Candy Oh! (image) is a type of landscape rose, a rose group known for being low-maintenance. This trait makes it recommended for beginners who may have been scared away from growing roses heretofore by the myth about "how hard roses are to grow" (I debunk the myth in my article on growing roses). Candy Oh! doesn't exude the kind of perfume for which many roses are famous. But what it lacks in the smell department it more than makes up for visually. This prolific bloomer begins... flowering for me in late spring and continues on into fall.
08 of 10
The traditional butterfly bush is both famous and infamous. It's famous for drawing butterflies to your landscaping, but it's infamous for being invasive in some regions. Enter the new cultivar pictured at left, 'Blue Chip,' which is supposed to be non-invasive.
Not sold on that non-invasive label? One alternative would be Russian sage, although this plant provides more diffuse color than butterfly bush. Russian sage is also sometimes substituted for lavender; both are good full-su...n plants.Continue to 9 of 10 below.
09 of 10
The plant shown in the image (Hibiscus moscheutos) goes by various common names, one of which pays tribute to the impressive size of its flowers (they can measure 10 inches across): "dinner-plate hibiscus." Another nickname acknowledges its cold-hardiness: "hardy hibiscus" (as opposed to the various kinds of tropical hibiscus with which you may be familiar). Both traits will be appreciated in the Northern garden, as will another fact about this shrub for sun: it blooms in late... summer, thereby helping you plug a gap in your sequence of bloom between the floral abundance of early summer and the onset of the fall foliage season.
Another type of hibiscus that tolerates cold and blooms in late summer is rose of sharon.
10 of 10
Like the two kinds of hibiscus discussed just above, bluebeard (Caryopteris) is a late-summer bloomer; it continues flowering into autumn.
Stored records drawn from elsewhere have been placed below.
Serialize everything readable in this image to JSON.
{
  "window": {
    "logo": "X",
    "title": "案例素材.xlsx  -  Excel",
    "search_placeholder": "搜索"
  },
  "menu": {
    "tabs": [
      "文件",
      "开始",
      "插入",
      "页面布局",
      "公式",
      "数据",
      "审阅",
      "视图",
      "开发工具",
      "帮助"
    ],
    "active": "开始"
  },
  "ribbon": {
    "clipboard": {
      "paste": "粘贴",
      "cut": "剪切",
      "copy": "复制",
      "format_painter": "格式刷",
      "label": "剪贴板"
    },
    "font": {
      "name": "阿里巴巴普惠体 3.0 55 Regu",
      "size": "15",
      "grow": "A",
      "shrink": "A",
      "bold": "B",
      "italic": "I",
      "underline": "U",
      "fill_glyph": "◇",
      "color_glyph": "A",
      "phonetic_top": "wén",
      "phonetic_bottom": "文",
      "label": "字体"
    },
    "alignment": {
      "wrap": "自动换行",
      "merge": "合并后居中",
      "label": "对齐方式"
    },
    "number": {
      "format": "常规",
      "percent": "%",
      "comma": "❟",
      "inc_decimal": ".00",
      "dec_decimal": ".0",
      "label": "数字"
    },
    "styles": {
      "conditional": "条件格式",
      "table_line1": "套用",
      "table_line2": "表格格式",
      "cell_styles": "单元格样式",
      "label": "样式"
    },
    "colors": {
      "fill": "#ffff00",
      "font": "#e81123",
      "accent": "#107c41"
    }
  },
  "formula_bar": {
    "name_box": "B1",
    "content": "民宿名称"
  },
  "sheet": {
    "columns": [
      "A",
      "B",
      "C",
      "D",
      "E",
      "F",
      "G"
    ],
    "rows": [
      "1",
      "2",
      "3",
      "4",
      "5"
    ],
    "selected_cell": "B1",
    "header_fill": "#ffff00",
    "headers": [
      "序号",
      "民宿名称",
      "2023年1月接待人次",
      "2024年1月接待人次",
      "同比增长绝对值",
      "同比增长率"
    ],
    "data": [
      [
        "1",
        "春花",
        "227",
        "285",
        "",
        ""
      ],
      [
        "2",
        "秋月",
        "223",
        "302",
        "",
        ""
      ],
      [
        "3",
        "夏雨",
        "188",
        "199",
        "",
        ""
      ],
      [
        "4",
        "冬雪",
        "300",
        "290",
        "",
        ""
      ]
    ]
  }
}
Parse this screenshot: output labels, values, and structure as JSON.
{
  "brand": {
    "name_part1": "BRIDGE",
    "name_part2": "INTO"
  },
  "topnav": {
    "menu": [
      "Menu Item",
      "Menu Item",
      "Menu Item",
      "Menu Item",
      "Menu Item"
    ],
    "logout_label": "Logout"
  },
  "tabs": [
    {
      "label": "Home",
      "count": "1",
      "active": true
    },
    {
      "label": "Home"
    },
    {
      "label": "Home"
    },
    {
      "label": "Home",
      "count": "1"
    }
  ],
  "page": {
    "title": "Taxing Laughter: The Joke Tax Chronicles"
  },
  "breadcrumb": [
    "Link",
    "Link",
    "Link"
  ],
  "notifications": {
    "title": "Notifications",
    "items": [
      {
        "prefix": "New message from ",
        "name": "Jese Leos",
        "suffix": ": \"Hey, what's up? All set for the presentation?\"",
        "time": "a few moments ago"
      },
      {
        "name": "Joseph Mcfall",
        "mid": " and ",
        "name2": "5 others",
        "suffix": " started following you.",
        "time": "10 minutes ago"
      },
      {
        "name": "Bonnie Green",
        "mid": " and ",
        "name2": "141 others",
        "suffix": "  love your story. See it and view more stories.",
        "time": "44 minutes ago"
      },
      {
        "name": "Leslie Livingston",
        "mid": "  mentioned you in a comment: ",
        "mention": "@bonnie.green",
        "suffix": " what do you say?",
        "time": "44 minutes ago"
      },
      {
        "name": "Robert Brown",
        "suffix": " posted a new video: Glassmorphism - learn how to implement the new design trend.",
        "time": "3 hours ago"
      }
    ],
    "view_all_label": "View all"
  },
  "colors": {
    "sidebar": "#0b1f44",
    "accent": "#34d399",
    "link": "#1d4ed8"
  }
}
Moreover, it is valued for its blue flowers (browse my pictures of blue flowers if you're looking for more examples of flowers that come in this much sought-after color). Not all shrubs for sun tolerate dry soil well, but bluebeard is one that does.
If you're just as interested in a plant's non-floral attributes (foliage, berries, etc.) as in its... flowers, read my companion article on shrubs for sun.